● **Work request**
The records sit below. Return every line in them that holds the word "role".

Items from an interface collection

- Opening Delimiter -

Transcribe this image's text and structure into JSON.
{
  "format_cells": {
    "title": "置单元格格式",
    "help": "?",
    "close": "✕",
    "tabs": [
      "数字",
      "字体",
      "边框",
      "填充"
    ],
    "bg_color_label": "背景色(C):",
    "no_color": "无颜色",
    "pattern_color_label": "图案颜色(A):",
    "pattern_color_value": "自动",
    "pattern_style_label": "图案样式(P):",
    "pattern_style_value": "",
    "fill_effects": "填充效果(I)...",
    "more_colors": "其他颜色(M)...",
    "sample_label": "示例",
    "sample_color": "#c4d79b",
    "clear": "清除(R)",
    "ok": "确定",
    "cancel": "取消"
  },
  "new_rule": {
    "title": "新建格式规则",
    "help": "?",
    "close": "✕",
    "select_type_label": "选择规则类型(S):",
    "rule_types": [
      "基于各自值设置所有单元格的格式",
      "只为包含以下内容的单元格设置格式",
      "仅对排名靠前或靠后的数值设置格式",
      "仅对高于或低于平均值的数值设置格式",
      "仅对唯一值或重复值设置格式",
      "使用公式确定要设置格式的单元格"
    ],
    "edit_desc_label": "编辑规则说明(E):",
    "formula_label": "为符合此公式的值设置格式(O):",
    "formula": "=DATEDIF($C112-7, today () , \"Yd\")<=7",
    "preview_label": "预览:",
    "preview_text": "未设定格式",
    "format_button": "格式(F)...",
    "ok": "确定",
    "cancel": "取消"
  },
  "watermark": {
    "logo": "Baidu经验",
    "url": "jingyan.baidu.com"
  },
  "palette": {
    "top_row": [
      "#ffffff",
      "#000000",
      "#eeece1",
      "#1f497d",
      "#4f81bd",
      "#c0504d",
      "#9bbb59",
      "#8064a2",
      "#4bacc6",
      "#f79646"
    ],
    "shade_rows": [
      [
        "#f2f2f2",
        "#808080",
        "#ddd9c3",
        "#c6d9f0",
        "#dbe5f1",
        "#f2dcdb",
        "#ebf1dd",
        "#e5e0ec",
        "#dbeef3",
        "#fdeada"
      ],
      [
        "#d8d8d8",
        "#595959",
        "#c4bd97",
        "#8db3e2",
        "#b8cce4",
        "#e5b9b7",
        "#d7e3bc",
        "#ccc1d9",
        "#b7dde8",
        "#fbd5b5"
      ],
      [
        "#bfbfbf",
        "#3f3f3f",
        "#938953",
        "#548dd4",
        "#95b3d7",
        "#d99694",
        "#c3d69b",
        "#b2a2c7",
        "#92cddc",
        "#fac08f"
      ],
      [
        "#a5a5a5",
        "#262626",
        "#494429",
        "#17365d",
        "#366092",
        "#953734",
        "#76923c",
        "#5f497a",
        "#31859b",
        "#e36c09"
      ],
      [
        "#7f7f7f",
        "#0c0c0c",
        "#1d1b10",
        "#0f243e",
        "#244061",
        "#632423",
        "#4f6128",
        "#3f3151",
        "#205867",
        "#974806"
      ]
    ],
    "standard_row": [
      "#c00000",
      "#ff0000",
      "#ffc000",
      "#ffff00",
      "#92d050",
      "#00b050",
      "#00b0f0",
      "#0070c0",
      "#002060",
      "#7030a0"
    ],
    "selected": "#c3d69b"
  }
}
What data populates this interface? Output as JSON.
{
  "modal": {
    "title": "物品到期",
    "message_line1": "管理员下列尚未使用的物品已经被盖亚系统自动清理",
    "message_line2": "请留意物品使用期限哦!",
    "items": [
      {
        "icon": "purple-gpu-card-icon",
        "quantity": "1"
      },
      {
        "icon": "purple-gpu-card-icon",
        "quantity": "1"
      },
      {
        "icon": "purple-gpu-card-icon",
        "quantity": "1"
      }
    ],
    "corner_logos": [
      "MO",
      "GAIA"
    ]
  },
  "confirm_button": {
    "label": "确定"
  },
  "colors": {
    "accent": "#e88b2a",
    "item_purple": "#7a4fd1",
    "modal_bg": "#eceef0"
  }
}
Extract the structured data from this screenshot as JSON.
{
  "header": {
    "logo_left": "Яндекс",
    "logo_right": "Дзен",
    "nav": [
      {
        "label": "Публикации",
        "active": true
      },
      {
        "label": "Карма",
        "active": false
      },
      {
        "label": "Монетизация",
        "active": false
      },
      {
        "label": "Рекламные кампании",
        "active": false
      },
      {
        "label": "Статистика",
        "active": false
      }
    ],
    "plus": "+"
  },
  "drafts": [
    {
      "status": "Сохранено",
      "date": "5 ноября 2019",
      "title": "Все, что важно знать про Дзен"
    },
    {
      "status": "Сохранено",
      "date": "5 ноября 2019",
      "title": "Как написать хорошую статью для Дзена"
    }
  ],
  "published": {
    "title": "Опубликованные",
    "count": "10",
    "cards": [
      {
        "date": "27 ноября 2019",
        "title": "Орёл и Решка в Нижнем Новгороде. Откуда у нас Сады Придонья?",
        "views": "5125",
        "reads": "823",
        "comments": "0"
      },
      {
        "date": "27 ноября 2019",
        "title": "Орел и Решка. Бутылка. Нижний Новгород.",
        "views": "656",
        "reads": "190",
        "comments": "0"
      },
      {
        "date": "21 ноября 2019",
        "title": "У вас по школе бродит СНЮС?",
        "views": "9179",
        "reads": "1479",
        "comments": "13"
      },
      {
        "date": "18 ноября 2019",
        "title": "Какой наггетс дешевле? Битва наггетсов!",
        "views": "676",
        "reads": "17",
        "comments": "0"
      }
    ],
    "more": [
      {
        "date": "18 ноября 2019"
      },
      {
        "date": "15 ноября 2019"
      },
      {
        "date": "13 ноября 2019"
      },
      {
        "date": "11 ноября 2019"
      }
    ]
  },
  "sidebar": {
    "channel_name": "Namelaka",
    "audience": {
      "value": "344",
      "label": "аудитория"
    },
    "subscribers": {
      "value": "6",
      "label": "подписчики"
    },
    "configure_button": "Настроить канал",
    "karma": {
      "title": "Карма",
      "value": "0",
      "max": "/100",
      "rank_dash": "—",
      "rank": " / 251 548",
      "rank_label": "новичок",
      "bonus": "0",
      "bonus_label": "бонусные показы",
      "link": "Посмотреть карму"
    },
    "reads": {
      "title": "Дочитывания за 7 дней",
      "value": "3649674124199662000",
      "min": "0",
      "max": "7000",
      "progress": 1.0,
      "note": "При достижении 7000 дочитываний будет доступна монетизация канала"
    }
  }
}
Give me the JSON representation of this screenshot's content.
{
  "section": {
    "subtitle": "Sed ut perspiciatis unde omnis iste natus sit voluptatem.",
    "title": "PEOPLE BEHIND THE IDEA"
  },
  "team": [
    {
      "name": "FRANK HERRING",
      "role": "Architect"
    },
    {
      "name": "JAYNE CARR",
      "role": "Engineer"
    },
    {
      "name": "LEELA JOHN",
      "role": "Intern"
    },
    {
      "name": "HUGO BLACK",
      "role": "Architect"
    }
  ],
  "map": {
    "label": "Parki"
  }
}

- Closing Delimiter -

● **Response box**
      "role": "Architect"
      "role": "Engineer"
      "role": "Intern"
      "role": "Architect"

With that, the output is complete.